  9. You feel that you are basically stupid or untalented, and therefore feel fraudulent, even though objectively you have been quite successful.
  10. You minimize your abilities and accomplishments, and exaggerate your weaknesses and mistakes. You end up feeling like a failure, even though you have been as successful as your peers.
  11. You have chosen successful men/women as partners in relationships. You live vicariously through their success while not accomplishing much yourself.
  12. You try to compensate for your lack of achievement or work skills by focusing on other assets (e.g. your looks, charm, youthfulness, sacrificing for others). But underneath you still feel like a failure.

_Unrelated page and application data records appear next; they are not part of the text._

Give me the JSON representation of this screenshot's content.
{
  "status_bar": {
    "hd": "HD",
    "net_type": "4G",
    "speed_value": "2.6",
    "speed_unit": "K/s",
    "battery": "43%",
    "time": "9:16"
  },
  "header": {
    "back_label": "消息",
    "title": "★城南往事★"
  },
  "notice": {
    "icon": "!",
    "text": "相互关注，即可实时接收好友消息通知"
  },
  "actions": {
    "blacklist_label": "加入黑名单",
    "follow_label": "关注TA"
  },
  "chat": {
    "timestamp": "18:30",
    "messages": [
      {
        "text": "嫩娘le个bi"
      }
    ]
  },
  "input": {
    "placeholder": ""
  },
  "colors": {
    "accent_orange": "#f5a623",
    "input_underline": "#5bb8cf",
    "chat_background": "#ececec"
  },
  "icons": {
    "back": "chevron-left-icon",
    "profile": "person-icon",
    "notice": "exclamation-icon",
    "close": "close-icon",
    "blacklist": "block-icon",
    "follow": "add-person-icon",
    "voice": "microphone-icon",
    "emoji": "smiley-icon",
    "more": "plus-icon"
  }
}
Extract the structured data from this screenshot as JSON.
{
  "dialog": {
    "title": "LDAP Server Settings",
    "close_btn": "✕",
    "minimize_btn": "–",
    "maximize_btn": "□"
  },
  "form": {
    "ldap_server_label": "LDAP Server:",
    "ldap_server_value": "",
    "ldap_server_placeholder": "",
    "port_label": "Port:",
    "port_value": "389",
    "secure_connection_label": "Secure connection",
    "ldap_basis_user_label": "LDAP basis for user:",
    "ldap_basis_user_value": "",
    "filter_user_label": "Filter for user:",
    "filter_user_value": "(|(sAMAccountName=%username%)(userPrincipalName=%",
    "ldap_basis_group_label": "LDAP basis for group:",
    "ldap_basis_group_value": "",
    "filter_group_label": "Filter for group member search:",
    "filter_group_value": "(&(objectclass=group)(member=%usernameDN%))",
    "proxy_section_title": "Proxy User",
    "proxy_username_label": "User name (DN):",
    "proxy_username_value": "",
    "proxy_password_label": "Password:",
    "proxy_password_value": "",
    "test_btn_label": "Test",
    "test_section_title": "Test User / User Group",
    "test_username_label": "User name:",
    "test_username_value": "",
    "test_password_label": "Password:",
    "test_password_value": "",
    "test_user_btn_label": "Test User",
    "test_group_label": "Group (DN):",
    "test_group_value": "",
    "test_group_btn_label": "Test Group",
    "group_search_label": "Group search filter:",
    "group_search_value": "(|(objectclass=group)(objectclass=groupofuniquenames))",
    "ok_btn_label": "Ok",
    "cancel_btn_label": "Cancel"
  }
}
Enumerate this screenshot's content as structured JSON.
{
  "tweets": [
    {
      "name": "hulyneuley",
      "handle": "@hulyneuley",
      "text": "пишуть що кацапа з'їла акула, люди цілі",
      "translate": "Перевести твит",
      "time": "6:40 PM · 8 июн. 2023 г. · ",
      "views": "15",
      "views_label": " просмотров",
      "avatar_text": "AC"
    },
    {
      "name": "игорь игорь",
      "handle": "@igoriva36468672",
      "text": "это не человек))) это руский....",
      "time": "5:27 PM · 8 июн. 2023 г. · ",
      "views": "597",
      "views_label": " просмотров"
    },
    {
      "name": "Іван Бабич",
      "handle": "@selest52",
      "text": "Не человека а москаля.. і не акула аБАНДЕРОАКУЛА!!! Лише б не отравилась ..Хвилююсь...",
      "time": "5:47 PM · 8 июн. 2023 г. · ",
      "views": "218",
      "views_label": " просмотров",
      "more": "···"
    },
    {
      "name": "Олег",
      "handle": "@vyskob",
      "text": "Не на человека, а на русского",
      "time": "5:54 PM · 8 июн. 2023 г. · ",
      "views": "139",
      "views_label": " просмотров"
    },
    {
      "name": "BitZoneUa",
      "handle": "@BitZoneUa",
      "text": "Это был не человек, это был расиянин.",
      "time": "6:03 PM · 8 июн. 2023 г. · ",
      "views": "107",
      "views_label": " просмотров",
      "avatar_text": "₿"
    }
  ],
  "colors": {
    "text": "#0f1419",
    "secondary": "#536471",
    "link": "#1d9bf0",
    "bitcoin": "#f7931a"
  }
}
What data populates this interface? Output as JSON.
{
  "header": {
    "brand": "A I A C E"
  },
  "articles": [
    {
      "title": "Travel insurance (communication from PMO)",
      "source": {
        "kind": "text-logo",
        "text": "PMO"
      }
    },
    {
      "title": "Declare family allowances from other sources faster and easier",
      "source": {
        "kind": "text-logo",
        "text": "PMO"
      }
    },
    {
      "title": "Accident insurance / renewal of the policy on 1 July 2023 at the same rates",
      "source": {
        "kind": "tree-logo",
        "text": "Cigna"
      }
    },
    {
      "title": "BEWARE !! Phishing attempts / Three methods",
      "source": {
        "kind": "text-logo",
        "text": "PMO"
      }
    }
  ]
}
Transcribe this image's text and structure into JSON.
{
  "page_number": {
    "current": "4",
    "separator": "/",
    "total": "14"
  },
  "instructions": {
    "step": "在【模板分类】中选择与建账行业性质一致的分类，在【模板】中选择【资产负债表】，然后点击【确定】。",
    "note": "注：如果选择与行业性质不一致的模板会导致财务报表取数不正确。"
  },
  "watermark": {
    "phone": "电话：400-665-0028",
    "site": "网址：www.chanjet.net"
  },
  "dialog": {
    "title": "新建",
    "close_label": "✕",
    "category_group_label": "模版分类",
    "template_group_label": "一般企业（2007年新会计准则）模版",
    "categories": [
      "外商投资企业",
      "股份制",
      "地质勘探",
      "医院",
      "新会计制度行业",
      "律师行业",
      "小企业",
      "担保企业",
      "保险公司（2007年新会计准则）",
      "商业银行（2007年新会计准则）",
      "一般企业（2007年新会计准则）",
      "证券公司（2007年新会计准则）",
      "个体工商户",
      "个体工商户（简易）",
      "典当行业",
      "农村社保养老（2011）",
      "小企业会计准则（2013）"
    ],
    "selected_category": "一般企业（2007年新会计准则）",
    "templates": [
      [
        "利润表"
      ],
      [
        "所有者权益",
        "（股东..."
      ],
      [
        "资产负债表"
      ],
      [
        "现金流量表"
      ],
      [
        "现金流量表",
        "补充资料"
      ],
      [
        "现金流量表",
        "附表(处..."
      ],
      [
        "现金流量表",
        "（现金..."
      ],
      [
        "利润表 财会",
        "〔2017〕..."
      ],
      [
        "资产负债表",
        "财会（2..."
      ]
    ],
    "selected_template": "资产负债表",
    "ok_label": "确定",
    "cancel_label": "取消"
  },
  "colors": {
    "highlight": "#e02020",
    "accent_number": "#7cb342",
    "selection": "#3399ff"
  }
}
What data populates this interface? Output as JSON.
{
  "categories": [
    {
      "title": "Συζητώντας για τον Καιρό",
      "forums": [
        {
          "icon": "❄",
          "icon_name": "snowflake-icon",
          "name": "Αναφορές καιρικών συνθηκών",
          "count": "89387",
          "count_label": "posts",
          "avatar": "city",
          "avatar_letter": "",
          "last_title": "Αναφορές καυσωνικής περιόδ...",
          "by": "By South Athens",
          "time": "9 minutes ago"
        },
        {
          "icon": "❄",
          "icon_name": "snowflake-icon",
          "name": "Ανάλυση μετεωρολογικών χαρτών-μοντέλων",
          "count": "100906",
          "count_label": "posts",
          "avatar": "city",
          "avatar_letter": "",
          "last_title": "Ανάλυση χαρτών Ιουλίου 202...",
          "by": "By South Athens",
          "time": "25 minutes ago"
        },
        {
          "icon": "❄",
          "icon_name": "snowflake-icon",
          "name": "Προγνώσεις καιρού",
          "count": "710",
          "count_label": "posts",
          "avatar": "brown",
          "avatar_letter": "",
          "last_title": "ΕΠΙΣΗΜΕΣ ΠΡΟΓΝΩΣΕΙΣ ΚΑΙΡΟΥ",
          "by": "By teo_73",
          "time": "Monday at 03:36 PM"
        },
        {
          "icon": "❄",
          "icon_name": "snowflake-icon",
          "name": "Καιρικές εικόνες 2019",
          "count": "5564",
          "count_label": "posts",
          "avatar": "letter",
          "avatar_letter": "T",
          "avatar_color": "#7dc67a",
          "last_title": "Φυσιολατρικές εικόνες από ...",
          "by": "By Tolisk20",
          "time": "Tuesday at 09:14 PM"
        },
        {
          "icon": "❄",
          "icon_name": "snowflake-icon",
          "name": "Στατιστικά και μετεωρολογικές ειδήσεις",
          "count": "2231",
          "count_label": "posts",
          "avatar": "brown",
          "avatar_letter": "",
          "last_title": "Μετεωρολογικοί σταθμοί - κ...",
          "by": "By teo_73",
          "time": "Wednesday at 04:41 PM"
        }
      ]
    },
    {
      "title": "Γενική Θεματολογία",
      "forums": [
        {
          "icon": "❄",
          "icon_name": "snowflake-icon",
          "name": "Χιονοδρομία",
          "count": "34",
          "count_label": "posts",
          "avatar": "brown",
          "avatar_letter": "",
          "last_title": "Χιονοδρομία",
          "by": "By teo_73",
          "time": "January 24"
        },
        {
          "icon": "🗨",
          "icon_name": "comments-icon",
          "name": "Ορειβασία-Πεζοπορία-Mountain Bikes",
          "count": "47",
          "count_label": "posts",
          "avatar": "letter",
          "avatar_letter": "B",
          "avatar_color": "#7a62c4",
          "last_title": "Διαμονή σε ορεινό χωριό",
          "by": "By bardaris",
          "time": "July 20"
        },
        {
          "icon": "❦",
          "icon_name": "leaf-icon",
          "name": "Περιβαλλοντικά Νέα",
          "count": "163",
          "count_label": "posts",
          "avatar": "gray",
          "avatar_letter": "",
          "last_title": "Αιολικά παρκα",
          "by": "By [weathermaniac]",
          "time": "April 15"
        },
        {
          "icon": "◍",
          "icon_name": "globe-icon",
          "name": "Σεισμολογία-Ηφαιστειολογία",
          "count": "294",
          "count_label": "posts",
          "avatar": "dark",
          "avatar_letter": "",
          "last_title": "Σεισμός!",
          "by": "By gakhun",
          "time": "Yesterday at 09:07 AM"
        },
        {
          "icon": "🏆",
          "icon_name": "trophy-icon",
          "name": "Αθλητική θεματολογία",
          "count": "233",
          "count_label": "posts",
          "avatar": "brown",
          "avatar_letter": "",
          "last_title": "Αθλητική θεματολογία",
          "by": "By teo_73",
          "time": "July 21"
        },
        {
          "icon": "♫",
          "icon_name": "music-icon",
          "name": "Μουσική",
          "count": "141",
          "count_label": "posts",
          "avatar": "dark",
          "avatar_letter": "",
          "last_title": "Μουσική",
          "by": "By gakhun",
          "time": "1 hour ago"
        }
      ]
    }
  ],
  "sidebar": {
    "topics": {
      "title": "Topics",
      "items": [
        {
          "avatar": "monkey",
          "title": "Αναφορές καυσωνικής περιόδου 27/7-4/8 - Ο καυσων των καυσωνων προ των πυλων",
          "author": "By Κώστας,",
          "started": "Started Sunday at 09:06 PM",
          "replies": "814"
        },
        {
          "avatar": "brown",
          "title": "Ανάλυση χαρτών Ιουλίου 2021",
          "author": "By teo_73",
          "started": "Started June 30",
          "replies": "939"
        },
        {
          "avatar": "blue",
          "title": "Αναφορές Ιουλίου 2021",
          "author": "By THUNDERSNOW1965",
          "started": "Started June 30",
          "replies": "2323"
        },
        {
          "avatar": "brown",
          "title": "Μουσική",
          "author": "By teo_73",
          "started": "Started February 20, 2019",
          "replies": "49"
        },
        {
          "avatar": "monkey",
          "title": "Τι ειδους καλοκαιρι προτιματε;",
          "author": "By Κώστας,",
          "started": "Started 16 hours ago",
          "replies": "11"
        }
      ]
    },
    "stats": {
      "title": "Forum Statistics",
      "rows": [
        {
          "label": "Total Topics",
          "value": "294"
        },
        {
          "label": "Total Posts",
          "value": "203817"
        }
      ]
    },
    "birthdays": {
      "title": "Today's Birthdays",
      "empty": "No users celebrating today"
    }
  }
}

Many of these patterns boil down to the issue of Escape: you avoid taking the steps necessary to advance yourself. Through your avoidance, you constantly twist events to reinforce your view of yourself as stupid, untalented, and incompetent.

Excelling in other roles is a way of compensating for the lifetrap. Men might excel in sports or seducing women; women might excel in their looks or ability to give to others. But, particularly for men, it is hard to develop an effective compensation. What does society value more in a man than achievement? A man who feels like a failure in his career is likely to feel like a failure as a person. Of course, this difference between men and women is changing as careers become more central to women’s lives.

You may be drawn to other roles or to partners who are successful to compensate for your feelings of failure. This is really another avoidance strategy on your part. It is another way for you to escape facing the challenges of achievement.

These compensations are fragile. They easily collapse, and yield to the feeling of failure. You need to deal with the issue of achievement more directly.

These are the steps to changing your lifetrap.



Changing your Failure Lifetrap


  1. Assess whether your feeling of failure is accurate or distorted.
  2. Get in touch with the child inside of you who felt, and still feels, like a failure.
  3. Help your inner child see that you were treated unfairly.
  4. Become aware of your talents, skills, abilities, and accomplishments in the area of achievement.

If you have, in fact, failed relative to your peers:

  1. Try to see the pattern in your failures.
  2. Once you see your pattern, make a plan to change it.
  3. Make a flashcard to overcome your blueprint for failure. Follow your plan, step-by-step.
  4. Involve your loved ones in the process.